Disability is often perceived as a constraint that restricts the expression of a person. But the engaging choreography of Chilean Isabel Croxatto and her group of dancers demonstrates that disability can in fact be beautiful. When the disabled accept and learn to surmount these limitations, their disability can become a source of creative expression. They can transform hopelessness and misery into joy and happiness.
Using specially designed prosthetics and bindings, the dancers led by Isabel Croxatto deliberately appeared on stage with various kinds of disabilities – blind, deaf, crippled, mutilated, deformed, paraplegic, spastic and acromegalic.
Their performance entitled ‘Passengers of the Body’ (Pasajeros del Cuerpo) was held at Wisma Kebudayaan SGM, Kuala Lumpur on February 26 and 27, 2006, jointly organised by the Embassy of Chile and SGM.
The choreography, the custom-made music with unique ‘sounds’ for each kind of disability and dynamic visual backgrounds provided by a LCD projector blended very well together to evoke an emotive response from the audience.
In the beginning, the audience were made to ‘feel’ the discomfort, frustration and loneliness of the disabled as they grappled and came to terms with their disabilities. Then, as the performance progressed, each dancer gradually displayed unique movements created by his or her own physical limitations. Gaining confidence of their own expression, the ‘disabled’ found ways to support each other although they themselves were faced with difficulties. More importantly, they began to discover joy and the ability to love and support one another. The moment of liberation – the finale – came when the dancers appeared on stage again but this time without the bindings and prosthetics. Their unified movement symbolised their transcendence over physical limitations, and a ‘new life’ of triumph and freedom.
Essentially, Ms Croxatto hopes to convey the idea that, “We are all only ‘passengers of the body’. We manifest our life through our bodies, no matter what form or condition they are in. When you have something to say or express, you will always find your way of doing it.”

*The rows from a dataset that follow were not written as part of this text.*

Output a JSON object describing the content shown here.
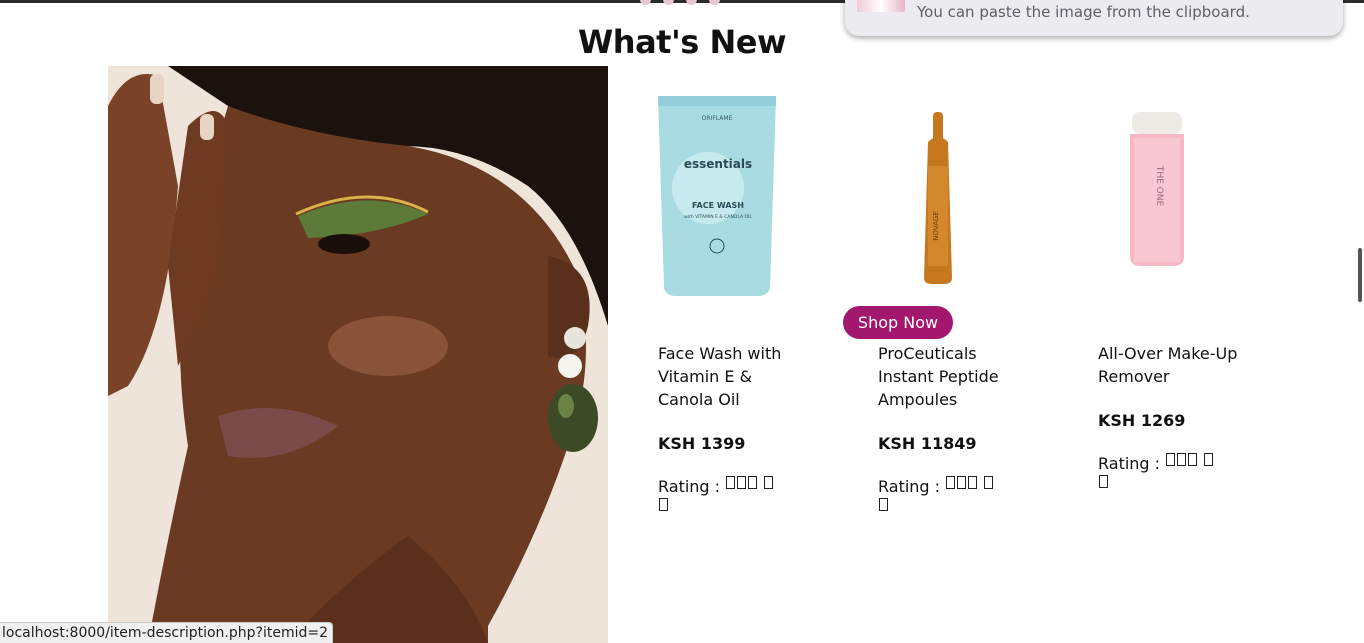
{
  "section": {
    "title": "What's New"
  },
  "paste_popup": {
    "text": "You can paste the image from the clipboard."
  },
  "products": [
    {
      "name": "Face Wash with Vitamin E & Canola Oil",
      "price": "KSH 1399",
      "rating_label": "Rating :"
    },
    {
      "name": "ProCeuticals Instant Peptide Ampoules",
      "price": "KSH 11849",
      "rating_label": "Rating :"
    },
    {
      "name": "All-Over Make-Up Remover",
      "price": "KSH 1269",
      "rating_label": "Rating :"
    }
  ],
  "shop_button": {
    "label": "Shop Now"
  },
  "status": {
    "url": "localhost:8000/item-description.php?itemid=2"
  },
  "colors": {
    "accent": "#a3176f",
    "tube": "#a9dbe3",
    "ampoule": "#c6781f",
    "bottle": "#f6b7c7"
  },
  "product_labels": {
    "tube_brand": "ORIFLAME",
    "tube_line": "essentials",
    "tube_product": "FACE WASH",
    "tube_sub": "with VITAMIN E & CANOLA OIL",
    "ampoule_brand": "NOVAGE",
    "bottle_brand": "THE ONE"
  }
}
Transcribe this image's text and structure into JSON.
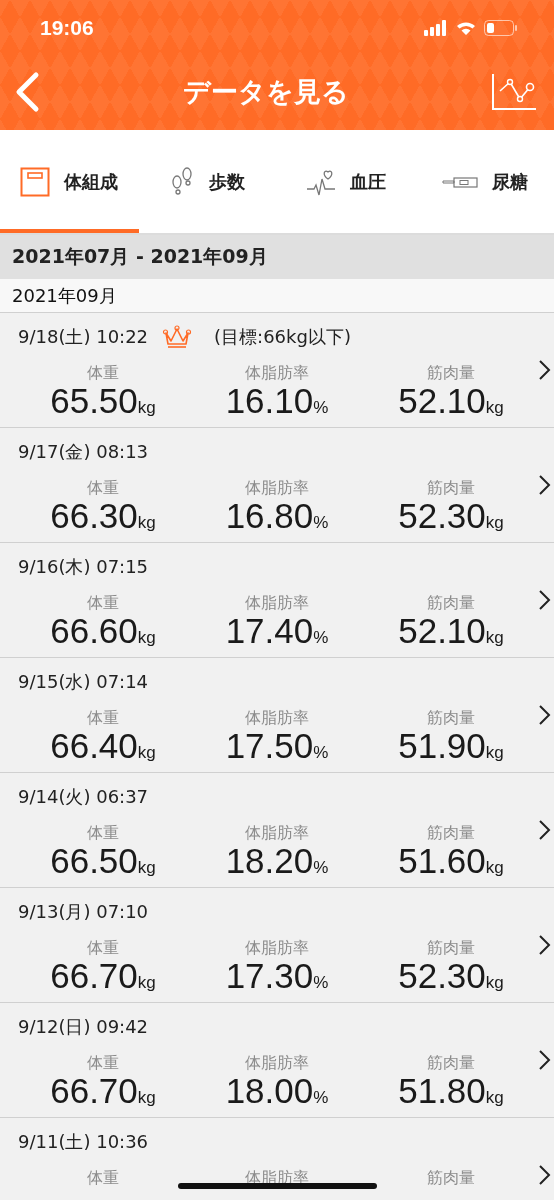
{
  "status_bar": {
    "time": "19:06"
  },
  "nav": {
    "title": "データを見る"
  },
  "tabs": [
    {
      "label": "体組成",
      "selected": true,
      "kind": "scale"
    },
    {
      "label": "歩数",
      "selected": false,
      "kind": "steps"
    },
    {
      "label": "血圧",
      "selected": false,
      "kind": "pulse"
    },
    {
      "label": "尿糖",
      "selected": false,
      "kind": "strip"
    }
  ],
  "range": "2021年07月 - 2021年09月",
  "month": "2021年09月",
  "records": [
    {
      "datetime": "9/18(土) 10:22",
      "crown": true,
      "goal": "(目標:66kg以下)",
      "metrics": [
        {
          "label": "体重",
          "value": "65.50",
          "unit": "kg"
        },
        {
          "label": "体脂肪率",
          "value": "16.10",
          "unit": "%"
        },
        {
          "label": "筋肉量",
          "value": "52.10",
          "unit": "kg"
        }
      ]
    },
    {
      "datetime": "9/17(金) 08:13",
      "crown": false,
      "metrics": [
        {
          "label": "体重",
          "value": "66.30",
          "unit": "kg"
        },
        {
          "label": "体脂肪率",
          "value": "16.80",
          "unit": "%"
        },
        {
          "label": "筋肉量",
          "value": "52.30",
          "unit": "kg"
        }
      ]
    },
    {
      "datetime": "9/16(木) 07:15",
      "crown": false,
      "metrics": [
        {
          "label": "体重",
          "value": "66.60",
          "unit": "kg"
        },
        {
          "label": "体脂肪率",
          "value": "17.40",
          "unit": "%"
        },
        {
          "label": "筋肉量",
          "value": "52.10",
          "unit": "kg"
        }
      ]
    },
    {
      "datetime": "9/15(水) 07:14",
      "crown": false,
      "metrics": [
        {
          "label": "体重",
          "value": "66.40",
          "unit": "kg"
        },
        {
          "label": "体脂肪率",
          "value": "17.50",
          "unit": "%"
        },
        {
          "label": "筋肉量",
          "value": "51.90",
          "unit": "kg"
        }
      ]
    },
    {
      "datetime": "9/14(火) 06:37",
      "crown": false,
      "metrics": [
        {
          "label": "体重",
          "value": "66.50",
          "unit": "kg"
        },
        {
          "label": "体脂肪率",
          "value": "18.20",
          "unit": "%"
        },
        {
          "label": "筋肉量",
          "value": "51.60",
          "unit": "kg"
        }
      ]
    },
    {
      "datetime": "9/13(月) 07:10",
      "crown": false,
      "metrics": [
        {
          "label": "体重",
          "value": "66.70",
          "unit": "kg"
        },
        {
          "label": "体脂肪率",
          "value": "17.30",
          "unit": "%"
        },
        {
          "label": "筋肉量",
          "value": "52.30",
          "unit": "kg"
        }
      ]
    },
    {
      "datetime": "9/12(日) 09:42",
      "crown": false,
      "metrics": [
        {
          "label": "体重",
          "value": "66.70",
          "unit": "kg"
        },
        {
          "label": "体脂肪率",
          "value": "18.00",
          "unit": "%"
        },
        {
          "label": "筋肉量",
          "value": "51.80",
          "unit": "kg"
        }
      ]
    },
    {
      "datetime": "9/11(土) 10:36",
      "crown": false,
      "metrics": [
        {
          "label": "体重"
        },
        {
          "label": "体脂肪率"
        },
        {
          "label": "筋肉量"
        }
      ]
    }
  ]
}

The performance is also revealing in how it shows that we are all ‘disabled’ in our own ways – the difference is whether or not it is physically visible. In the end, it is up to each of us to accept and overcome this ‘disability’. Choosing to do so will enable us to see our ‘disability’ as a source of growth, a process that enriches ourselves and all those around us.
The Isabel Croxatto Dance Company was established in 1993, and includes emerging talents and established dancers from the National Chilean Ballet and the Ballet of Santiago. They have performed in the major theatres of Santiago, Chile as well as in various international festivals in Mexico, Brazil, Spain, Venezuela and Portugal and Finland. This is the dance troupe’s first visit to Malaysia.